In an email sent out to news media Tuesday evening, Tory said: "I wish I could be more helpful, but I find the interviews tough when I don't have anything new to say."
Candidates have until 2 p.m. on Sept. 10 to file nomination papers or withdraw their candidacies. The election will be held on Oct. 25.
Tory ran for mayor in 2003, finishing second to David Miller.
Tory also served as leader of the provincial Progressive Conservative party, but led that party to defeat in the 2007 election and lost his own seat in the process. He stepped down as leader after failing to win a March 2009 byelection in what had been a safe Tory riding.
However, many see Tory's image as a fiscal conservative who is socially progressive as something that would be attractive to Toronto voters.
Coun.
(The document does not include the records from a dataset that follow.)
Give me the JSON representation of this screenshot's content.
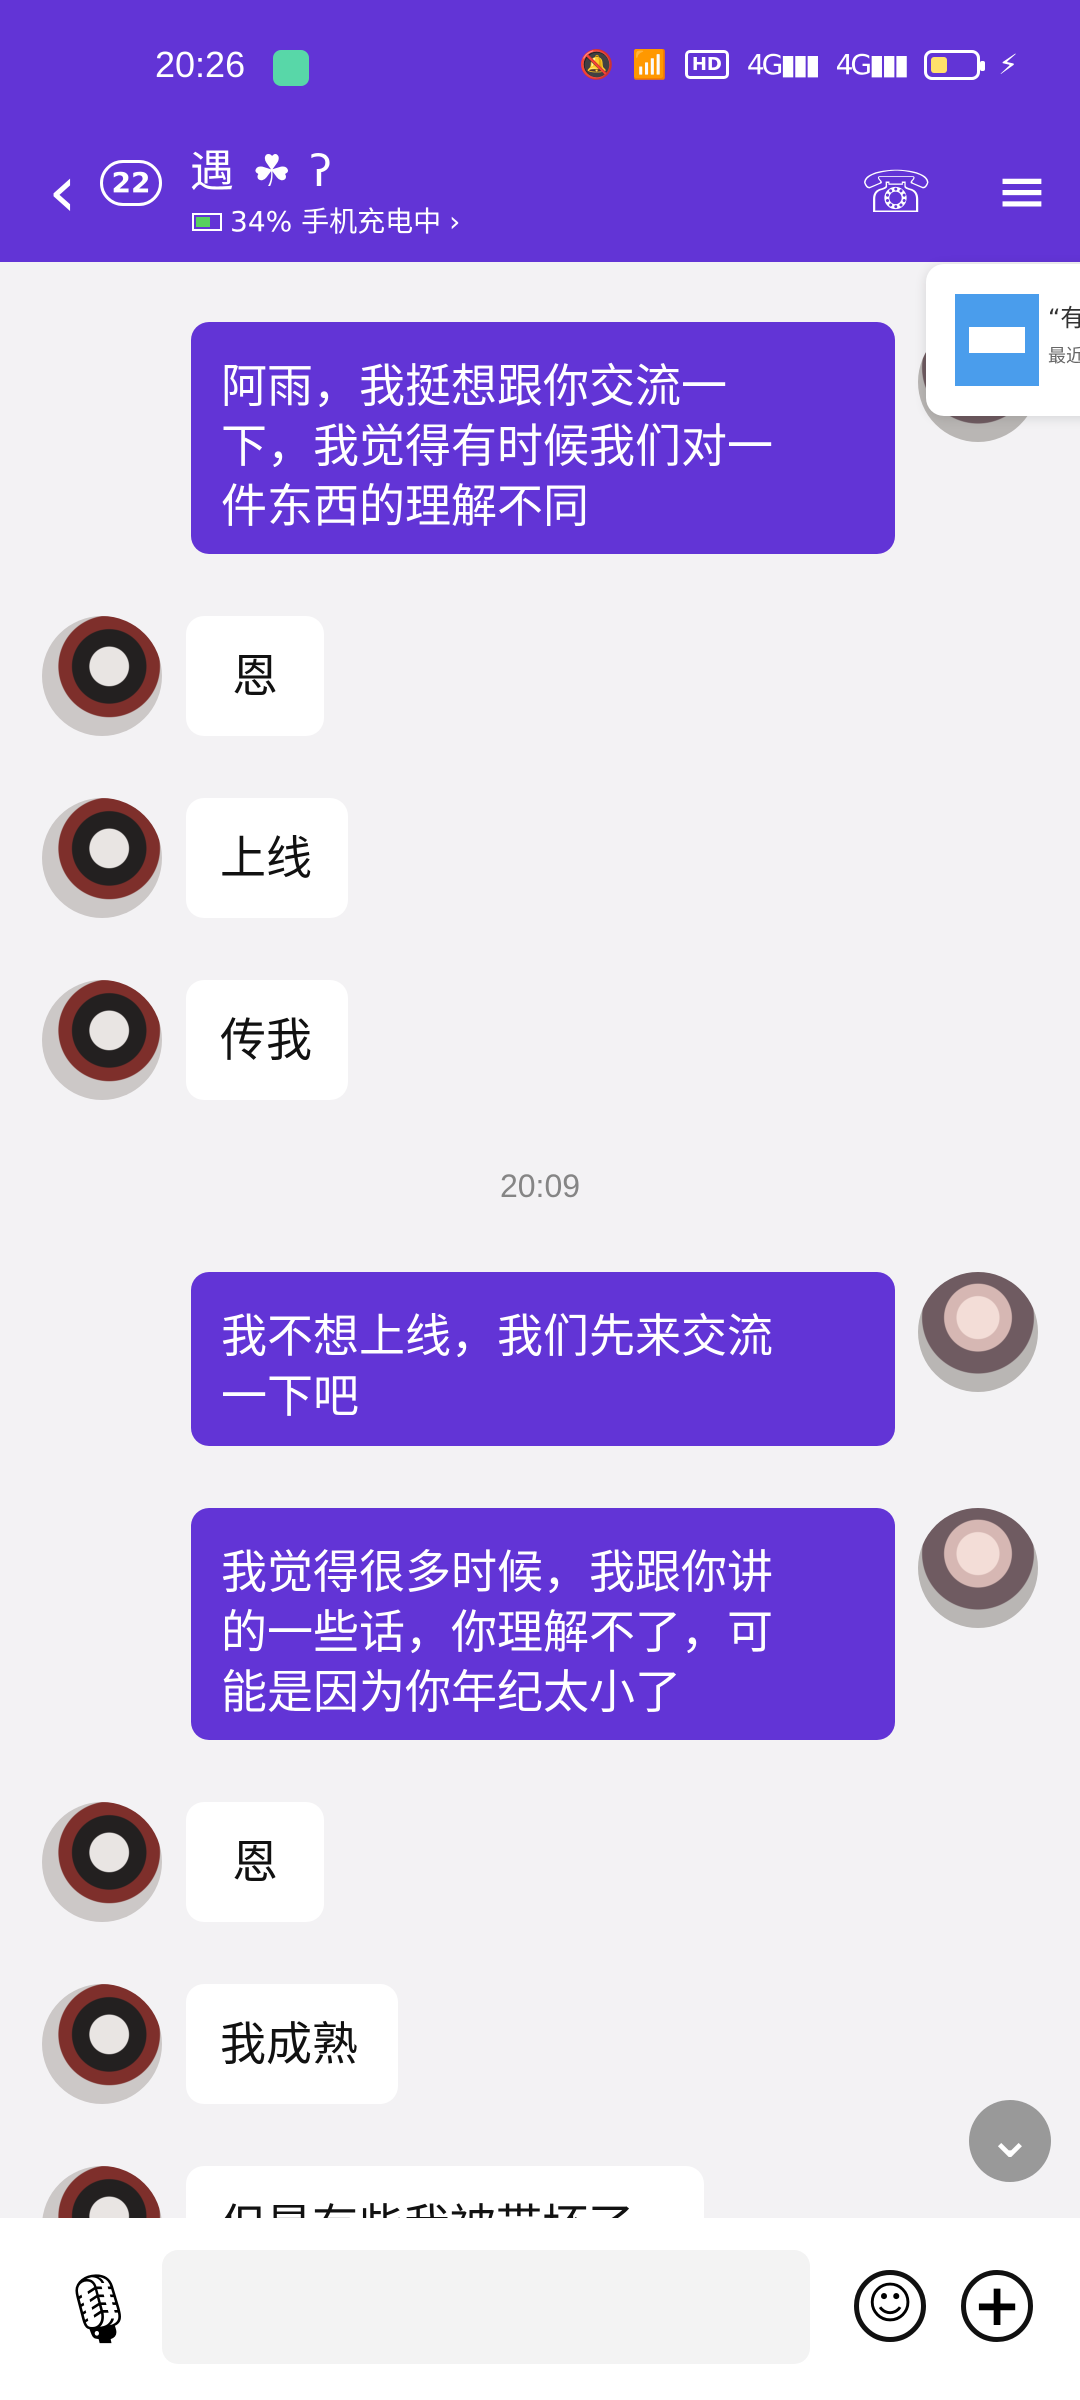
{
  "status_bar": {
    "time": "20:26",
    "hd_label": "HD",
    "network_4g_1": "4G",
    "network_4g_2": "4G"
  },
  "nav": {
    "unread_count": "22",
    "contact_name": "遇",
    "status_text": "34% 手机充电中"
  },
  "messages": [
    {
      "side": "out",
      "text": "阿雨，我挺想跟你交流一\n下，我觉得有时候我们对一\n件东西的理解不同"
    },
    {
      "side": "in",
      "text": "恩"
    },
    {
      "side": "in",
      "text": "上线"
    },
    {
      "side": "in",
      "text": "传我"
    },
    {
      "side": "out",
      "text": "我不想上线，我们先来交流\n一下吧"
    },
    {
      "side": "out",
      "text": "我觉得很多时候，我跟你讲\n的一些话，你理解不了，可\n能是因为你年纪太小了"
    },
    {
      "side": "in",
      "text": "恩"
    },
    {
      "side": "in",
      "text": "我成熟"
    },
    {
      "side": "in",
      "text": "但是有些我被带坏了"
    }
  ],
  "timestamp_sep": "20:09",
  "side_card": {
    "title": "“有",
    "text": "最近"
  },
  "icons": {
    "back": "chevron-left-icon",
    "phone": "phone-icon",
    "menu": "menu-icon",
    "voice": "microphone-icon",
    "emoji": "smile-icon",
    "add": "plus-icon",
    "scroll": "chevron-down-icon"
  },
  "colors": {
    "accent": "#6234d6",
    "chat_bg": "#f3f2f4",
    "incoming_bubble": "#ffffff"
  }
}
Rob Ford -- one of the leading candidates, and one preaching a strong, fiscally conservative message -- said Wednesday he wasn't worried about a possible Tory candidacy and that he would be remaining in the race until the finish.
Tory did very well in suburban Toronto in 2003, where Ford also has strong support.
On Twitter, a social messaging service, candidates Sarah Thomson, Rocco Rossi and Coun. Joe Pantalone have not said anything about the Tory rumour.
Former Liberal cabinet minister turned mayoral candidate George Smitherman said Tuesday night he's heard these rumours before.
"I took him at his word as I'm sure Torontonians did when he said he wasn't going to run," he said.
Tory said in January that he wouldn't be running. He took on impartial roles as head of the Toronto City Summit Alliance and moderating mayoral debates, Smitherman noted.
Smitherman wouldn't speculate on how a possible Tory candidacy might affect his own chances.